**Data about app and page elements:**
##########

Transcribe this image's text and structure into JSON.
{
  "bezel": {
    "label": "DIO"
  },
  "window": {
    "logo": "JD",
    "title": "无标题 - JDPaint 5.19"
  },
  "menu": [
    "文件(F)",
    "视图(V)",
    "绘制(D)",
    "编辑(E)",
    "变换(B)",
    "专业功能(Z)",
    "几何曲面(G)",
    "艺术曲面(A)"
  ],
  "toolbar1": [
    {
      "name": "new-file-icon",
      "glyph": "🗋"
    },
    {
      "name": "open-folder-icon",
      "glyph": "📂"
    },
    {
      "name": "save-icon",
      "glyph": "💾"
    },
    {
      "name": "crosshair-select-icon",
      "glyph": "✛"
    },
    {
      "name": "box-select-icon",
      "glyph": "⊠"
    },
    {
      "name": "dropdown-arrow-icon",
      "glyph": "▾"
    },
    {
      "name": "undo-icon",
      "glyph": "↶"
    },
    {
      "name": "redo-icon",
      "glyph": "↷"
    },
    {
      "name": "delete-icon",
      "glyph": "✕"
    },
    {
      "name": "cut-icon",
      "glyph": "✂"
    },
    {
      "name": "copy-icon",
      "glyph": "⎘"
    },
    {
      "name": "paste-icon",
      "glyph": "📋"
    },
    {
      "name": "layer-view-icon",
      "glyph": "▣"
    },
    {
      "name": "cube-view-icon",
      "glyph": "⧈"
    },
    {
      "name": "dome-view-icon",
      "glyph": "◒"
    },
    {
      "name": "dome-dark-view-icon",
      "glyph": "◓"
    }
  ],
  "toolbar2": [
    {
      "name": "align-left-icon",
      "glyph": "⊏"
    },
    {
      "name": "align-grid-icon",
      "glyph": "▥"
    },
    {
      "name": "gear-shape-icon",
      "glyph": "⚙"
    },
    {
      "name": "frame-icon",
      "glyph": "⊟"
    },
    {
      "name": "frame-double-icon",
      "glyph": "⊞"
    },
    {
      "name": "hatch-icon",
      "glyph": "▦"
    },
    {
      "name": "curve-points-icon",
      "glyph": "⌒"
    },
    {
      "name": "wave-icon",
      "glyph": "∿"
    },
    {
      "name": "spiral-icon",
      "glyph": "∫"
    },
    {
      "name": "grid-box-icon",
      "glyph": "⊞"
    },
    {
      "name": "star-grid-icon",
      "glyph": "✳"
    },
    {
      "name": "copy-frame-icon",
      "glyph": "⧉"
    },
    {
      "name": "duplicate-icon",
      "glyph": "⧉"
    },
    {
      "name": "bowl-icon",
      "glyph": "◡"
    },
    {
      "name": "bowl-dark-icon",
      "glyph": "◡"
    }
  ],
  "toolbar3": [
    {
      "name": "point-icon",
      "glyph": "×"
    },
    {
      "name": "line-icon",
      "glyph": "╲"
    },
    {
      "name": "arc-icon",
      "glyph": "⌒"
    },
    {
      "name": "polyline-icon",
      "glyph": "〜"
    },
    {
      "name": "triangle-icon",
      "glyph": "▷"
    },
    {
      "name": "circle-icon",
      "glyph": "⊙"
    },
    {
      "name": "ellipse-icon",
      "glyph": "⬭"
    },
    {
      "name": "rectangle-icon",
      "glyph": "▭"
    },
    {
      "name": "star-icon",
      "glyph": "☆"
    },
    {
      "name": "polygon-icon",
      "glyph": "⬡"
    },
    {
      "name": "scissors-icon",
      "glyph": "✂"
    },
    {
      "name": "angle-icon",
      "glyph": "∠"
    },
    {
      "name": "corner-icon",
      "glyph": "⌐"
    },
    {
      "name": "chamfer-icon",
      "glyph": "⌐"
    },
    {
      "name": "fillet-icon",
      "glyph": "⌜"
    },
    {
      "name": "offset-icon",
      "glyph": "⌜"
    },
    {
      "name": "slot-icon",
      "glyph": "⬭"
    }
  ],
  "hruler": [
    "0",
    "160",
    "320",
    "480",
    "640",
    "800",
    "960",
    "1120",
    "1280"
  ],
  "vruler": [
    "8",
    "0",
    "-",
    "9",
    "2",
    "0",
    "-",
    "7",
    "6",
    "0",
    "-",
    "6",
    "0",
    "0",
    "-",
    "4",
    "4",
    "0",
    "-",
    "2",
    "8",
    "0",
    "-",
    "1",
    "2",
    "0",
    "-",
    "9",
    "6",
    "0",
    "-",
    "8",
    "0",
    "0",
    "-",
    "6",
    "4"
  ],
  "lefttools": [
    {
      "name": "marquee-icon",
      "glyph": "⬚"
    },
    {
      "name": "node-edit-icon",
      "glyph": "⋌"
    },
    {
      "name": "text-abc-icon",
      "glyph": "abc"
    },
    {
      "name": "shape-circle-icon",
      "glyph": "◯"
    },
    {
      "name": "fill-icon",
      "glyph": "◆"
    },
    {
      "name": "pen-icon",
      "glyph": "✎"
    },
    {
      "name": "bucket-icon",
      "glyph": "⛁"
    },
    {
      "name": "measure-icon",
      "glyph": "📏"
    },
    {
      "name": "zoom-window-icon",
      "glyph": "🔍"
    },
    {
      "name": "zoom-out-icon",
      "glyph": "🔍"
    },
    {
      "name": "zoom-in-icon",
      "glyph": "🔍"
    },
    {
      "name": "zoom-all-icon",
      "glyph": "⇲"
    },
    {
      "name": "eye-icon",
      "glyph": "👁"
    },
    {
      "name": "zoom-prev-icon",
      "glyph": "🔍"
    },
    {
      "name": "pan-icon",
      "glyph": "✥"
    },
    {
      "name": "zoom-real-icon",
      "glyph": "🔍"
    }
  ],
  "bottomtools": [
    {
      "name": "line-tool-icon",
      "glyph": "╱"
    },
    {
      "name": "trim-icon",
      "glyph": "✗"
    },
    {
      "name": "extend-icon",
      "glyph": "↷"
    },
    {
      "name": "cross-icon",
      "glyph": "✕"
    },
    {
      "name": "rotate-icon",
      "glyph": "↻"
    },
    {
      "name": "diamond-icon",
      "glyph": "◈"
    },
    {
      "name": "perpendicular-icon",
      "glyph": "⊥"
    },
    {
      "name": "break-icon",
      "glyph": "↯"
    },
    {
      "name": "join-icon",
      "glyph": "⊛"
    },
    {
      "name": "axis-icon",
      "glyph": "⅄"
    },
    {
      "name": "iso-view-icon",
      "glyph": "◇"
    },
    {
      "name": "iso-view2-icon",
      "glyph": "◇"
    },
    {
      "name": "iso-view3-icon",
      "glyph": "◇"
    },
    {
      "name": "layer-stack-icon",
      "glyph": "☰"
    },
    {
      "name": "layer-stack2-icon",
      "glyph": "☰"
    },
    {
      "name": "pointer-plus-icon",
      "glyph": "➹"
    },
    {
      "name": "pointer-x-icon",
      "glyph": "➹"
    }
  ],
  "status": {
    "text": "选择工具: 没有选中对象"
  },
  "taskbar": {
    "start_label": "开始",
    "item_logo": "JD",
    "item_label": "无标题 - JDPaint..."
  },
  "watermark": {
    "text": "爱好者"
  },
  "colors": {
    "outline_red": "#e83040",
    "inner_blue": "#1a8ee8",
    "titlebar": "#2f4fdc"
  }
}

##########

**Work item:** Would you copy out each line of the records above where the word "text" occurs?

**Output below:**
Transcribe this image's text and structure into JSON.
      "name": "text-abc-icon",
    "text": "选择工具: 没有选中对象"
    "text": "爱好者"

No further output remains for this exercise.